Helicopter crew thank museum

By Kara Hughes-Jones

A museum had an unusual visitor when a Royal Navy helicopter flew in.

The Merlin helicopter, from Culdrose in Cornwall, landed next to the Manx Aviation and Military Museum so the crew could say thank you for helping the 700 Naval Air Squadron, which is the Navy's operational evaluation unit, in its hour of need.

During its last visit in October, the squadron was on its way to Norway for a training exercise when it had to stop off at Ronaldsway Airport to refuel.

But the squadron's departure was delayed because of a technical problem and, as the 16 crew were hungry, Andy Arnold, from the musuem, helped out by taking them to the Sunflower Diner in Castletown and the museum gave them hot drinks and any other facilities they needed.

Andy said: 'I couldn't stand by and watch these poor guys folder over with hunger.

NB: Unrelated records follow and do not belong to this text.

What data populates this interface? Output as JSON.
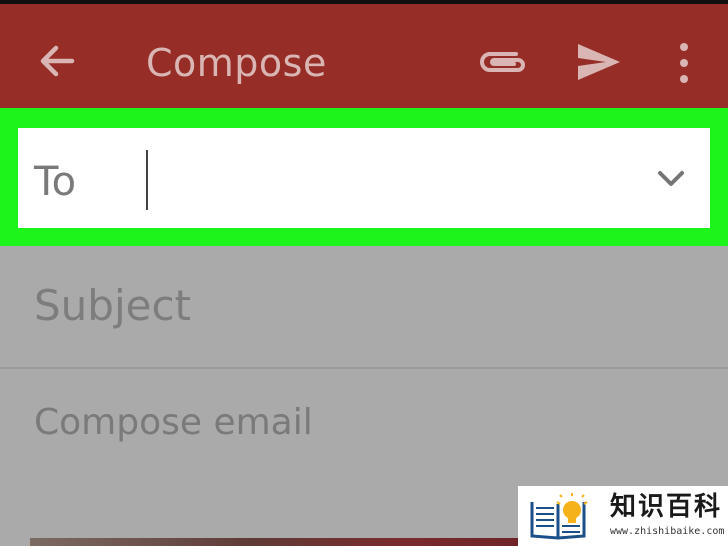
{
  "appbar": {
    "title": "Compose",
    "back_icon": "arrow-left-icon",
    "attach_icon": "paperclip-icon",
    "send_icon": "send-icon",
    "more_icon": "more-vertical-icon",
    "color": "#962e27"
  },
  "to_field": {
    "label": "To",
    "value": "",
    "dropdown_icon": "chevron-down-icon",
    "highlight_color": "#1cf41c"
  },
  "subject_field": {
    "placeholder": "Subject"
  },
  "body_field": {
    "placeholder": "Compose email"
  },
  "watermark": {
    "name": "知识百科",
    "url": "www.zhishibaike.com"
  }
}
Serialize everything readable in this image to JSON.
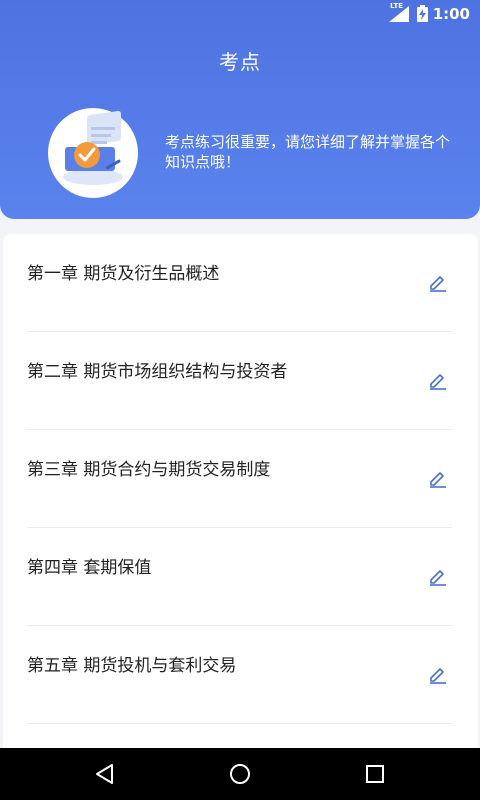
{
  "status_bar": {
    "time": "1:00",
    "network": "LTE",
    "signal_icon": "signal-icon",
    "battery_icon": "battery-charging-icon"
  },
  "header": {
    "title": "考点",
    "intro": "考点练习很重要，请您详细了解并掌握各个知识点哦！",
    "illustration_icon": "checklist-illustration"
  },
  "chapters": [
    {
      "label": "第一章  期货及衍生品概述"
    },
    {
      "label": "第二章  期货市场组织结构与投资者"
    },
    {
      "label": "第三章  期货合约与期货交易制度"
    },
    {
      "label": "第四章  套期保值"
    },
    {
      "label": "第五章  期货投机与套利交易"
    }
  ],
  "edit_icon": "pencil-icon",
  "nav_bar": {
    "back": "back-icon",
    "home": "home-icon",
    "recents": "recents-icon"
  },
  "colors": {
    "primary": "#4e73e0",
    "accent_icon": "#4a6fd8",
    "orange": "#f39a3a"
  }
}
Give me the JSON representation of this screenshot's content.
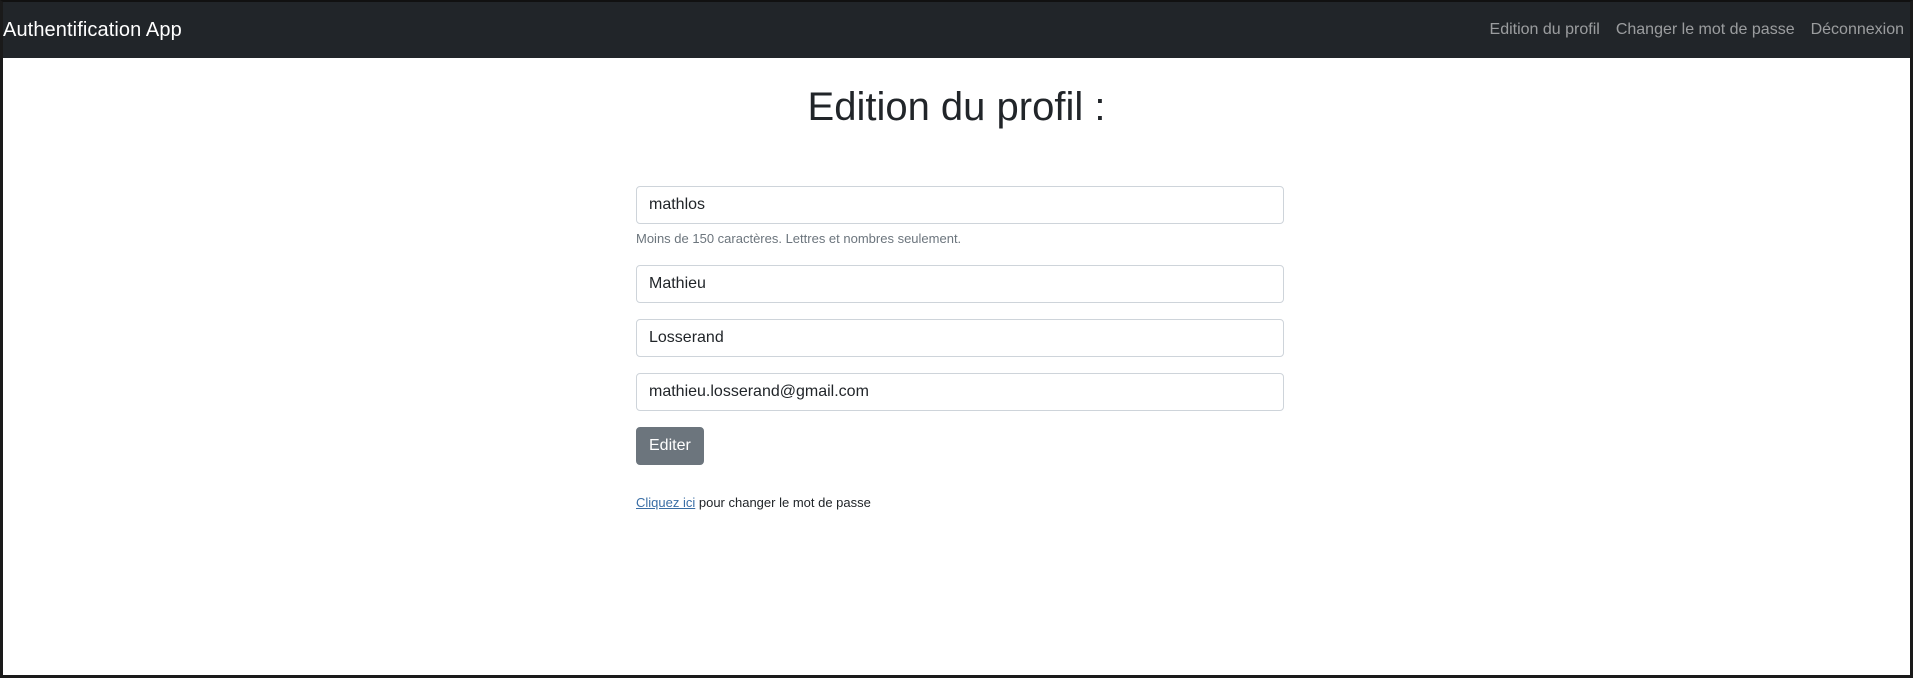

There aren't many eating places open late on a Saturday afternoon but the Sunflower Diner rose to the occasion."

'We are always pleased to see visitors from the services at the museum, particularly the Royal Navy because Ronaldsway was built by the navy in 1944 so we've a lot to thanks them for."

Two Merlins are expected to call in again about 11:30am on Saturday, November 26.

The helicopter is the world's most advanced anti-submarine and anti-surface warfare helicopter.

For more information contact the museum on 829294.

The above newspaper article appeared in the Manx Independent, November 18, 2005.